Action item :: Print the records below once again, exactly as they were given.

Start of Excerpted data

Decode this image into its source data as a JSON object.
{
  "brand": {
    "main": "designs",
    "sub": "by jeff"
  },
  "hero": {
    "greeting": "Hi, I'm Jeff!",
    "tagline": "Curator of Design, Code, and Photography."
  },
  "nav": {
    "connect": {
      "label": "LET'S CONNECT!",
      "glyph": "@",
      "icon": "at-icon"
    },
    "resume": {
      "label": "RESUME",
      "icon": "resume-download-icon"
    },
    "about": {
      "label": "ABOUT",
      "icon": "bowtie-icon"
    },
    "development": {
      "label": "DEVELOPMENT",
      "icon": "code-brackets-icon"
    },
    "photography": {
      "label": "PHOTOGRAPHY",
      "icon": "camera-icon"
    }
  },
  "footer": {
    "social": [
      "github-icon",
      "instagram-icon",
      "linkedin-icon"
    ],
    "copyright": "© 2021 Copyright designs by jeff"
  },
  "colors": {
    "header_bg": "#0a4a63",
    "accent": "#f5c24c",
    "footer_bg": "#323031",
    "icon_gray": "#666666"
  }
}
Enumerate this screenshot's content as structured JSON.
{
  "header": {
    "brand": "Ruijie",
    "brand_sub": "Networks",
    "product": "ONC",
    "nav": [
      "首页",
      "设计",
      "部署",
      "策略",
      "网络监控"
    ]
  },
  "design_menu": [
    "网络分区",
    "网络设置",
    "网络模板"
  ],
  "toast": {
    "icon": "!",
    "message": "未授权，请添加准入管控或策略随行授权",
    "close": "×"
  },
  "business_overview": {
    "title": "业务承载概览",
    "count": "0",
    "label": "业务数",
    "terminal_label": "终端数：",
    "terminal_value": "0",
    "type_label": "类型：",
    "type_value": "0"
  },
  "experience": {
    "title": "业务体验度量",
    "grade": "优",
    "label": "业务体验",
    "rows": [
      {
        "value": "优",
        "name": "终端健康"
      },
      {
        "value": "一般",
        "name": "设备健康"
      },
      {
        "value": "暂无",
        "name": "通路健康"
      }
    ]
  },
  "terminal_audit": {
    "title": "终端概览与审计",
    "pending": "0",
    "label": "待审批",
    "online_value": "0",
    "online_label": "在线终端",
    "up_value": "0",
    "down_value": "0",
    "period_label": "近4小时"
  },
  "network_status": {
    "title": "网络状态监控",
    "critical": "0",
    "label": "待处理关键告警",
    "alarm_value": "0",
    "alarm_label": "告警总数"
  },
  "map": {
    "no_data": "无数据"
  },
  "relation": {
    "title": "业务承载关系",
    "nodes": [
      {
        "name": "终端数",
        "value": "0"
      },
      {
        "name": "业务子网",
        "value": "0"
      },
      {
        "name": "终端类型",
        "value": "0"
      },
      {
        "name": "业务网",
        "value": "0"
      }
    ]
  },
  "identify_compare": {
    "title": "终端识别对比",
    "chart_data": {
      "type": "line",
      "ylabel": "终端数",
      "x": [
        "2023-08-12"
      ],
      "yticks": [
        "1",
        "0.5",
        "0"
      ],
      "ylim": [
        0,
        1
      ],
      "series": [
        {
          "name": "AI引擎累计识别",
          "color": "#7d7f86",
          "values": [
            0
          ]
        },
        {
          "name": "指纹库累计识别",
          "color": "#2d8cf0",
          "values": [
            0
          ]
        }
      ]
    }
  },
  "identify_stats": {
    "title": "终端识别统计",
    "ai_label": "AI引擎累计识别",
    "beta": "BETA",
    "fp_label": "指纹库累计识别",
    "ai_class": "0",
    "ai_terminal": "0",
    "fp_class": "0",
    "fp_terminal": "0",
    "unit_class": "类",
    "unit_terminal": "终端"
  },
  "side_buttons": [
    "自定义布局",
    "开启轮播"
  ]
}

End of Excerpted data

Written solution ::
Decode this image into its source data as a JSON object.
{
  "brand": {
    "main": "designs",
    "sub": "by jeff"
  },
  "hero": {
    "greeting": "Hi, I'm Jeff!",
    "tagline": "Curator of Design, Code, and Photography."
  },
  "nav": {
    "connect": {
      "label": "LET'S CONNECT!",
      "glyph": "@",
      "icon": "at-icon"
    },
    "resume": {
      "label": "RESUME",
      "icon": "resume-download-icon"
    },
    "about": {
      "label": "ABOUT",
      "icon": "bowtie-icon"
    },
    "development": {
      "label": "DEVELOPMENT",
      "icon": "code-brackets-icon"
    },
    "photography": {
      "label": "PHOTOGRAPHY",
      "icon": "camera-icon"
    }
  },
  "footer": {
    "social": [
      "github-icon",
      "instagram-icon",
      "linkedin-icon"
    ],
    "copyright": "© 2021 Copyright designs by jeff"
  },
  "colors": {
    "header_bg": "#0a4a63",
    "accent": "#f5c24c",
    "footer_bg": "#323031",
    "icon_gray": "#666666"
  }
}
Enumerate this screenshot's content as structured JSON.
{
  "header": {
    "brand": "Ruijie",
    "brand_sub": "Networks",
    "product": "ONC",
    "nav": [
      "首页",
      "设计",
      "部署",
      "策略",
      "网络监控"
    ]
  },
  "design_menu": [
    "网络分区",
    "网络设置",
    "网络模板"
  ],
  "toast": {
    "icon": "!",
    "message": "未授权，请添加准入管控或策略随行授权",
    "close": "×"
  },
  "business_overview": {
    "title": "业务承载概览",
    "count": "0",
    "label": "业务数",
    "terminal_label": "终端数：",
    "terminal_value": "0",
    "type_label": "类型：",
    "type_value": "0"
  },
  "experience": {
    "title": "业务体验度量",
    "grade": "优",
    "label": "业务体验",
    "rows": [
      {
        "value": "优",
        "name": "终端健康"
      },
      {
        "value": "一般",
        "name": "设备健康"
      },
      {
        "value": "暂无",
        "name": "通路健康"
      }
    ]
  },
  "terminal_audit": {
    "title": "终端概览与审计",
    "pending": "0",
    "label": "待审批",
    "online_value": "0",
    "online_label": "在线终端",
    "up_value": "0",
    "down_value": "0",
    "period_label": "近4小时"
  },
  "network_status": {
    "title": "网络状态监控",
    "critical": "0",
    "label": "待处理关键告警",
    "alarm_value": "0",
    "alarm_label": "告警总数"
  },
  "map": {
    "no_data": "无数据"
  },
  "relation": {
    "title": "业务承载关系",
    "nodes": [
      {
        "name": "终端数",
        "value": "0"
      },
      {
        "name": "业务子网",
        "value": "0"
      },
      {
        "name": "终端类型",
        "value": "0"
      },
      {
        "name": "业务网",
        "value": "0"
      }
    ]
  },
  "identify_compare": {
    "title": "终端识别对比",
    "chart_data": {
      "type": "line",
      "ylabel": "终端数",
      "x": [
        "2023-08-12"
      ],
      "yticks": [
        "1",
        "0.5",
        "0"
      ],
      "ylim": [
        0,
        1
      ],
      "series": [
        {
          "name": "AI引擎累计识别",
          "color": "#7d7f86",
          "values": [
            0
          ]
        },
        {
          "name": "指纹库累计识别",
          "color": "#2d8cf0",
          "values": [
            0
          ]
        }
      ]
    }
  },
  "identify_stats": {
    "title": "终端识别统计",
    "ai_label": "AI引擎累计识别",
    "beta": "BETA",
    "fp_label": "指纹库累计识别",
    "ai_class": "0",
    "ai_terminal": "0",
    "fp_class": "0",
    "fp_terminal": "0",
    "unit_class": "类",
    "unit_terminal": "终端"
  },
  "side_buttons": [
    "自定义布局",
    "开启轮播"
  ]
}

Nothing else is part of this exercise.